A New Collection of Nonfiction Essays by a French Superstar

Emmanuel Carrère, often cited as one of France’s leading author, is receiving widespread praise for his recently published collection of short pieces, 97,196 WORDS: Essays (Farrar, Straus & Giroux, trans by John Lambert), which “[plunges] into the mysterious minds of people who tell honest lies.” Describing Carrère’s publication, senior editor of the New York Times Gregory Cowles contends that “whether he’s writing about a murderer or a movie star, he is also investigating himself, part of a deeply empathetic quest to understand our species.” Moreover, describing the “riveting” pieces that fill the work, in his detailed review of the work, Robert Gottlieb wrote, “it’s clearly not a matter of recycling old material but of responding to an urgent need in him to know more, understand more, feel more. And we are gripped by the same pressure: No matter how often he returns to his story, we are carried along with him.”

 

Authors on Tour: Spotlight on Lançon and Adimi

In January and April, respectively, Philippe Lançon and Kaouther Adimi will be touring the United States to present their latest works. Lançon, a survivor of the 2015 terrorist attack on the Paris satirical weekly Charlie Hebdo, will discuss his “achingly humane” memoir, Disturbance: Surviving Charlie Hebdo (Europa Editions, trans by Steven Rendall). Described as “inspirational in its depiction of [Lancon’s] tentative recovery and his resumption of work,” the novel “documents, in excruciating details, his physical and emotional reconstruction to understand the man he has become.” Next, Adimi’s English language debut, Our Riches (New Directions, trans by Chris Andrews), cuts brilliantly between the stories of two characters, spanning from WWII to the bloody 1961 Free Algeria demonstrations in Paris. She delicately packs a monumental history of intense political drama into her swift and poignant novel, which, above all, is a “moving tribute to the enduring power of literature.” 

 

The Best Reads of the Year

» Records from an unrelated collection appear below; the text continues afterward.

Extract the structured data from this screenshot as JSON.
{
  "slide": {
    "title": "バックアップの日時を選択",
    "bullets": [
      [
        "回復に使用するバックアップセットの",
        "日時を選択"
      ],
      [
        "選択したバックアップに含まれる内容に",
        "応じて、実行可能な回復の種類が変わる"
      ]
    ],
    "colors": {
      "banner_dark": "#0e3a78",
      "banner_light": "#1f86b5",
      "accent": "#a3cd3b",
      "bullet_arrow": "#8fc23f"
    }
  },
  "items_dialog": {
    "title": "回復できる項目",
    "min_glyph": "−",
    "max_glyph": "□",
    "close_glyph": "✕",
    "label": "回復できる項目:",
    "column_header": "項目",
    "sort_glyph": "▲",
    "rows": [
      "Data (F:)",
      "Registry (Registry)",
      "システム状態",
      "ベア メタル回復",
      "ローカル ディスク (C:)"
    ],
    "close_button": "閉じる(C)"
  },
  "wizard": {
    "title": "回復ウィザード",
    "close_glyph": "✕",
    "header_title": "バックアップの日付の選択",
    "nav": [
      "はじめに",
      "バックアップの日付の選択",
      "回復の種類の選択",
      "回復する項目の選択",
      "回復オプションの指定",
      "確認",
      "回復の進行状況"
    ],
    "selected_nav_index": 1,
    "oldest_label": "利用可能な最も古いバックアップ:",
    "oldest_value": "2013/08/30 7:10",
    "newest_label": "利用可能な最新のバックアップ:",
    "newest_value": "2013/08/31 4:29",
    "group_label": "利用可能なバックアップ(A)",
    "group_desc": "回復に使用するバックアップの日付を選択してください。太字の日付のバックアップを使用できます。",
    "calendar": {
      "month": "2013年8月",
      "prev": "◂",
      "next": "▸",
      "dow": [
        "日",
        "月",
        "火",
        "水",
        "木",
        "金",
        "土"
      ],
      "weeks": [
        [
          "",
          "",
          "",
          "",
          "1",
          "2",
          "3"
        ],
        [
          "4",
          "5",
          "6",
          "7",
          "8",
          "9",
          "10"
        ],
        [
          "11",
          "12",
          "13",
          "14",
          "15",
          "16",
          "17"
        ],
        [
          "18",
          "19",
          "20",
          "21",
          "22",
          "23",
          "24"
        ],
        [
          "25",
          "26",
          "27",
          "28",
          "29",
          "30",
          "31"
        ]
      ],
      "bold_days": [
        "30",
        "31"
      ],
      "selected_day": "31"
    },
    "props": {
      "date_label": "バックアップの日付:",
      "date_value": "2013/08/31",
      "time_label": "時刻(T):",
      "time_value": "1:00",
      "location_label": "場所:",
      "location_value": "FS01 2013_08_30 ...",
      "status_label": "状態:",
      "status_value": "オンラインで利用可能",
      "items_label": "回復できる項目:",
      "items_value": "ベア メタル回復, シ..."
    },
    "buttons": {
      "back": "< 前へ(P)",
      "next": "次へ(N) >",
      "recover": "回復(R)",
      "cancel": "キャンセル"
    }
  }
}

To wrap up the year, the books team for Le Monde shared their favorite books of 2019. Among their top picks was the recently published Serotonin by Michel Houllebecq (trans by Shaun Whiteside). One of the most talked about works of 2019, the novel has been described as “dangerously alive,” “provocative,” and triggering intense responses. Le Monde also shared readers’ 101 favorite works of all time, including Louis-Ferdinand Céline’s Journey to the End of the Night (trans by Ralph Manheim), Marcel Proust’s In Search of Lost Time (trans by C.K. Scott Moncrieff and Terence Kilmartin), and Albert Camus’ The Stranger (trans by Matthew Ward). Additionally, the list included Viriginie Despentes’ trilogy, Vernon Subutex, translated into English by Frank Wynne and published by MacLehose Press. The “post-punk, post-morality, post-civilisation” satire of modern France has received great attention in France and abroad. The first two volumes have already hit the shelves in English, and the third will be released in 2020. Check out reviews of the series by The Guardian, Publishers Weekly, Kirkus Reviews, The Spectator, and The New York Times.  

Lithub interviewed a group of famous authors about the best books they read in 2019, many of which were originally published in French. Serotonin was featured once again, characterized as “a novel of romantic and sorrowful ideas” and a song of “lost loves.” Simone Weil’s On the Abolition of All Political Parties (NYRB Classics, trans by Simon Leys) was also included in the list, described as making a timeless and “passionate case, logical and pure, for the inevitable moral corruption of party politics.” Finally, The Disappearance of Josef Mengele by Olivier Guez, to be published by Verso Books this winter (trans by Georgia de Chamberet), was celebrated as a factually based “true fiction thriller” that traces an experience of flight in the late 1940s and 50s.

MORE IN BOOKS & IDEAS